Capacity does not, however, simplistically equate to some arbitrary number or cap. Unfortunately, there is no definitive number as every relationship will be different and have its own nuances and complexities. Numbers will provide some insight, but it is only one of the many important questions to ask. Keep in mind, however, that numbers, like all statistics, in isolation can also be misleading.
The focal point should be ‘time’. Figure out what they do day-in and day-out and where they spend their time. Discuss the composition of the clients they serve; their role within their company; what other responsibilities they have beyond serving in a personal capacity on fund boards; their model, support infrastructure and their capacity constraints (which are critical, but do not equate simply to an arbitrary number or cap). Consider whether they have any excess capacity for those times of stress and perhaps most importantly determine how they personally view their role as a fiduciary.
Does the individual work for a director services company or is he or she a stand-alone operation?
Although most consideration should be given to the capabilities of the prospective director, there may be times when the individual may not be available. People take vacations, encounter emergencies, come and go from an organisation or jurisdiction, and start-up businesses often fail.
Confirm that the individual has a sufficient support infrastructure to cover these contingencies, and whether they have colleagues who can be appointed in their place should the need arise. Selecting a director from a director services company carries distinct advantages in such situations.
Furthermore, confirm how long the organisation has been in business, its reputation, whether it is licensed and regulated in relation to the services it provides, carries sufficient insurance, and is appropriately capitalised.
Any thorough ‘interview’ will end with the question of references. You are half-way there if a reputable investor, lawyer, or other professional has recommended the candidate. It would also be prudent to receive some positive feedback from clients who utilise the candidate’s services or serve on a board with the individual. Ask for a couple of references.
Looking for an independent director does not have to be an arduous, time-consuming process, although the decision should not be taken lightly. Remember, the directors are accountable for leading and directing the fund’s affairs. Effective corporate governance is essential, and some of the issues, scenarios and outright collapses in recent news should highlight this point. As regulators and investors continuously increase their focus on corporate governance, the appointment of experienced and qualified independent directors is essential. The days of directors with inherent conflicts of interest or passive (nominee) directors are over. It is an important decision, so take your time, be thorough and remember to Ask!
Geoff Ruddick is a senior company manager at International Management Services Ltd. He can be contacted at email@example.com
Geoff Ruddick is part of the senior management team and heads up client and business development for the fund services division of International Management Services Ltd., a firm that specialises in fund governance and fiduciary services.
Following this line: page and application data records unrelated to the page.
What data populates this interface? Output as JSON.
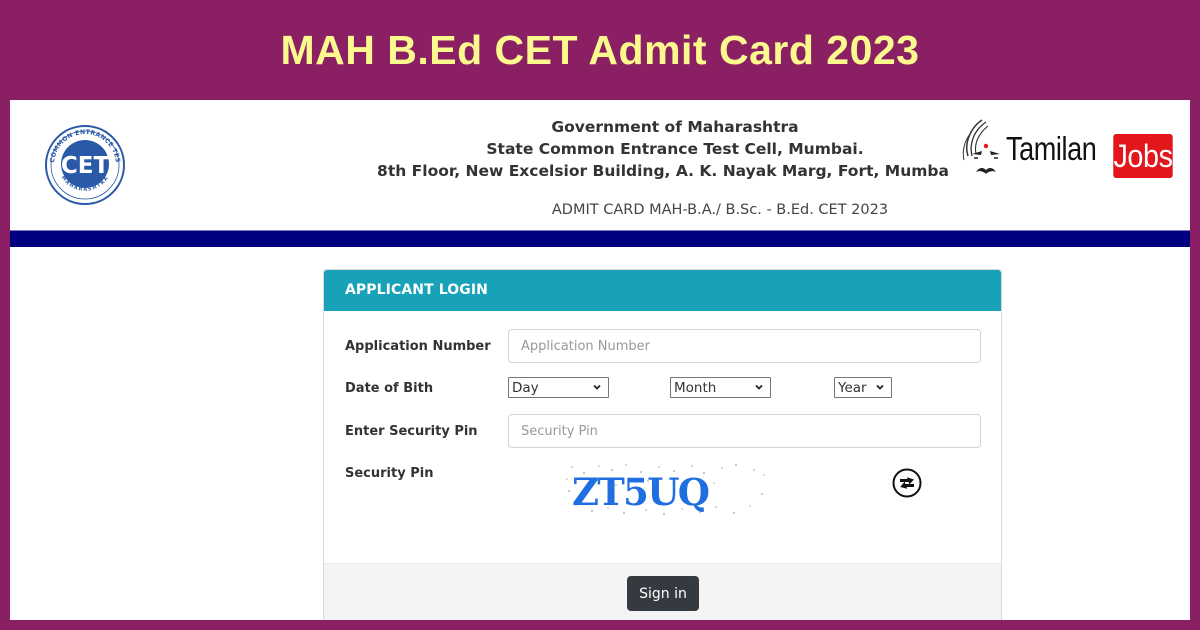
{
  "banner": {
    "title": "MAH B.Ed CET Admit Card 2023",
    "background_color": "#8a2063",
    "title_color": "#fbf98e"
  },
  "header": {
    "cet_logo": {
      "center_text": "CET",
      "ring_text_top": "STATE COMMON ENTRANCE TEST CELL",
      "ring_text_bottom": "MAHARASHTRA"
    },
    "gov_line1": "Government of Maharashtra",
    "gov_line2": "State Common Entrance Test Cell, Mumbai.",
    "gov_line3": "8th Floor, New Excelsior Building, A. K. Nayak Marg, Fort, Mumba",
    "subtitle": "ADMIT CARD MAH-B.A./ B.Sc. - B.Ed. CET 2023",
    "watermark_logo": {
      "word1": "Tamilan",
      "word2": "Jobs",
      "accent_color": "#e3161c"
    },
    "bar_color": "#000080"
  },
  "login": {
    "heading": "APPLICANT LOGIN",
    "heading_color": "#17a2b8",
    "application_number": {
      "label": "Application Number",
      "placeholder": "Application Number",
      "value": ""
    },
    "dob": {
      "label": "Date of Bith",
      "day": "Day",
      "month": "Month",
      "year": "Year"
    },
    "security_pin_input": {
      "label": "Enter Security Pin",
      "placeholder": "Security Pin",
      "value": ""
    },
    "captcha": {
      "label": "Security Pin",
      "text": "ZT5UQ",
      "color": "#1f6fe0"
    },
    "refresh_icon": "refresh-icon",
    "sign_in_label": "Sign in"
  }
}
Geoff serves as an independent director to investment funds and has extensive knowledge of the commercial side of fund management as well as with compliance, corporate recovery, and audit.